December is a month when we bring the garden into our homes. Those symbolic evergreens, holly, ivy and mistletoe form the basis of our decorations. It’s also a time to take special care of all that is around us, writes Joanna Cruddas.
My window boxes are still full of flowering geraniums and I’m risking leaving most of the geraniums out all winter for the first time. I planned to change just my favourite box and fill it with a mix of pale pink double tulip (Tulip Angelique) and grape hyacinth (Muscari Armeniacum) bulbs. But there’s been a hold-up.
In August, a garden spider (Araneus Diadematus) installed itself, dangling above the window box. When I returned from holiday in September, it was still there. Two months later the size of the web has increased to the four corners of the window. Occasionally I notice the spider sheltering under a geranium leaf.
I read that it (I think ‘she’) will die with the first frost, but until then she has become my friend and deserves consideration. The geraniums were viciously attacked by caterpillars in the summer. Spiders kill caterpillars and she may have lain eggs that will hatch in spring.
The bulbs will have to be planted late. They are adaptable and at worst will flower a little later than usual. The geraniums are looking healthy and will be brought in to spend the rest of the winter on a west facing window ledge.
Protect your plants
Some vegetables become leggy and vulnerable to blowing over in a mild, wet autumn. Keep earthing up brassicas and broad beans.
Stake other plants if necessary and cover or wrap with gardeners’ fleece anything that is not fully hardy.
Eat up those root vegetables
Some gardeners leave parsnips in the ground until the first frost for best flavour. I prefer to dig mine before they get woody and too big to handle.
Any remaining beetroot need harvesting and even if past their best should still be good in soup. Leeks can remain in the ground throughout the winter, though I usually dig them before the year ends.
Feed the soil
As space is created in the vegetable plot and annuals dug up from the flower garden, cover all empty patches of ground with a thick layer of organic matter.
Throughout the winter worms will carry it down, filling the soil with goodness.
Keep Christmas cheap and cheerful
Image via Decoist
Seven years ago I bought a small Christmas tree, complete with roots, for £35. It lives outside in its pot 11 months of the year. Over the years it has grown about 10 inches.

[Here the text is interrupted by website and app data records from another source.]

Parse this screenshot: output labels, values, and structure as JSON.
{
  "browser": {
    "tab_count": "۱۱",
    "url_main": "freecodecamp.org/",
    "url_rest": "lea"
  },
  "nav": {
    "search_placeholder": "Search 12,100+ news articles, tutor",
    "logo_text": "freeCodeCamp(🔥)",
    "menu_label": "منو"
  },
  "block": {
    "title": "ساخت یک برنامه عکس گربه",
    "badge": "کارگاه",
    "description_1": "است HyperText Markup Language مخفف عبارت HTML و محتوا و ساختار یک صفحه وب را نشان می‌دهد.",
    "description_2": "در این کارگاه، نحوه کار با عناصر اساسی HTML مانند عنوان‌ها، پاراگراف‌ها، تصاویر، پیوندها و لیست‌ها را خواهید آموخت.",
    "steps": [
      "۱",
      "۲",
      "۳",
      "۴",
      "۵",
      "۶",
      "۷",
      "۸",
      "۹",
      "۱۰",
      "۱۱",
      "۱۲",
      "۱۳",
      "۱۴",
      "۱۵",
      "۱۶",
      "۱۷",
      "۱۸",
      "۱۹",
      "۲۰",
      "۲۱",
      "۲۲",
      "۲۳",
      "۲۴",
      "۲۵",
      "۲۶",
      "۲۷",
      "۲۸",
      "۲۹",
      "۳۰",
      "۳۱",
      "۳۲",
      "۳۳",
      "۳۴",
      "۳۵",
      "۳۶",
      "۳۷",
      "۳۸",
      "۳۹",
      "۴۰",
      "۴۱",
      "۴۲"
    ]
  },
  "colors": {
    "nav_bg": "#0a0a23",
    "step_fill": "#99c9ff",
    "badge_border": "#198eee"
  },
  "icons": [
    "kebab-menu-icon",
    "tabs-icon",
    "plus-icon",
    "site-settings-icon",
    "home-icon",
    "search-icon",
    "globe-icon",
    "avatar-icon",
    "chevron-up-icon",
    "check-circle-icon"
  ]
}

Twice I have pulled it out of its pot, trimmed the roots, and repotted it in fresh soil. Watering it during the summer keeps it healthy and happy.
A few of us get together each year to make our Christmas wreaths. Quantities of holly and evergreens are collected by a generous friend with a large garden. We each bend an old wire hanger into a circle and wrap it in florists’ tape. Sprigs of holly, pines and other evergreens are wired together and in turn wired to the hanger.
Then comes the fun, spraying nuts in gold or silver, adding a few red chillis (I never get through as many as I grow) and sticking them and anything else we have to the greenery. Hey presto, we return home and hang our wreaths on the front door!
Happy Christmas, everyone.